Problem description:
Each record should be reproduced exactly.
##########
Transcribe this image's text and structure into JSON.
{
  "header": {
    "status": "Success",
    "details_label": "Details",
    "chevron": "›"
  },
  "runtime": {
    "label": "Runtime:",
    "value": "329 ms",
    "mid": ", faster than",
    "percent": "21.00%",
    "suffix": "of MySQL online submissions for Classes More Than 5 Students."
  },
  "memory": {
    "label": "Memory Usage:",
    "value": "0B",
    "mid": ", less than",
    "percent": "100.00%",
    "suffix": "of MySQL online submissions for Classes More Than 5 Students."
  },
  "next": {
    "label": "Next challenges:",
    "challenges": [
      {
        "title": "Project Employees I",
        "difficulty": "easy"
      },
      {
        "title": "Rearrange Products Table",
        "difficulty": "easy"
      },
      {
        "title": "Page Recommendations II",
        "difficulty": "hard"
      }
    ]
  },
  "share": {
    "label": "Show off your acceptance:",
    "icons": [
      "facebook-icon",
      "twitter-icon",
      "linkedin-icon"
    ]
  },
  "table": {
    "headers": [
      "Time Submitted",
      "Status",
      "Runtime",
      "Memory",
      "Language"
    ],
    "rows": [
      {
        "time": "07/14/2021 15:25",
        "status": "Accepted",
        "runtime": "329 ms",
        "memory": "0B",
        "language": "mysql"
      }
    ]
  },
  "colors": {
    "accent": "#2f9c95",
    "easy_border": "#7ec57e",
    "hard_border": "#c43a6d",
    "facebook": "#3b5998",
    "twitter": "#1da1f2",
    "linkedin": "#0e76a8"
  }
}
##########
Finished exercise:
Transcribe this image's text and structure into JSON.
{
  "header": {
    "status": "Success",
    "details_label": "Details",
    "chevron": "›"
  },
  "runtime": {
    "label": "Runtime:",
    "value": "329 ms",
    "mid": ", faster than",
    "percent": "21.00%",
    "suffix": "of MySQL online submissions for Classes More Than 5 Students."
  },
  "memory": {
    "label": "Memory Usage:",
    "value": "0B",
    "mid": ", less than",
    "percent": "100.00%",
    "suffix": "of MySQL online submissions for Classes More Than 5 Students."
  },
  "next": {
    "label": "Next challenges:",
    "challenges": [
      {
        "title": "Project Employees I",
        "difficulty": "easy"
      },
      {
        "title": "Rearrange Products Table",
        "difficulty": "easy"
      },
      {
        "title": "Page Recommendations II",
        "difficulty": "hard"
      }
    ]
  },
  "share": {
    "label": "Show off your acceptance:",
    "icons": [
      "facebook-icon",
      "twitter-icon",
      "linkedin-icon"
    ]
  },
  "table": {
    "headers": [
      "Time Submitted",
      "Status",
      "Runtime",
      "Memory",
      "Language"
    ],
    "rows": [
      {
        "time": "07/14/2021 15:25",
        "status": "Accepted",
        "runtime": "329 ms",
        "memory": "0B",
        "language": "mysql"
      }
    ]
  },
  "colors": {
    "accent": "#2f9c95",
    "easy_border": "#7ec57e",
    "hard_border": "#c43a6d",
    "facebook": "#3b5998",
    "twitter": "#1da1f2",
    "linkedin": "#0e76a8"
  }
}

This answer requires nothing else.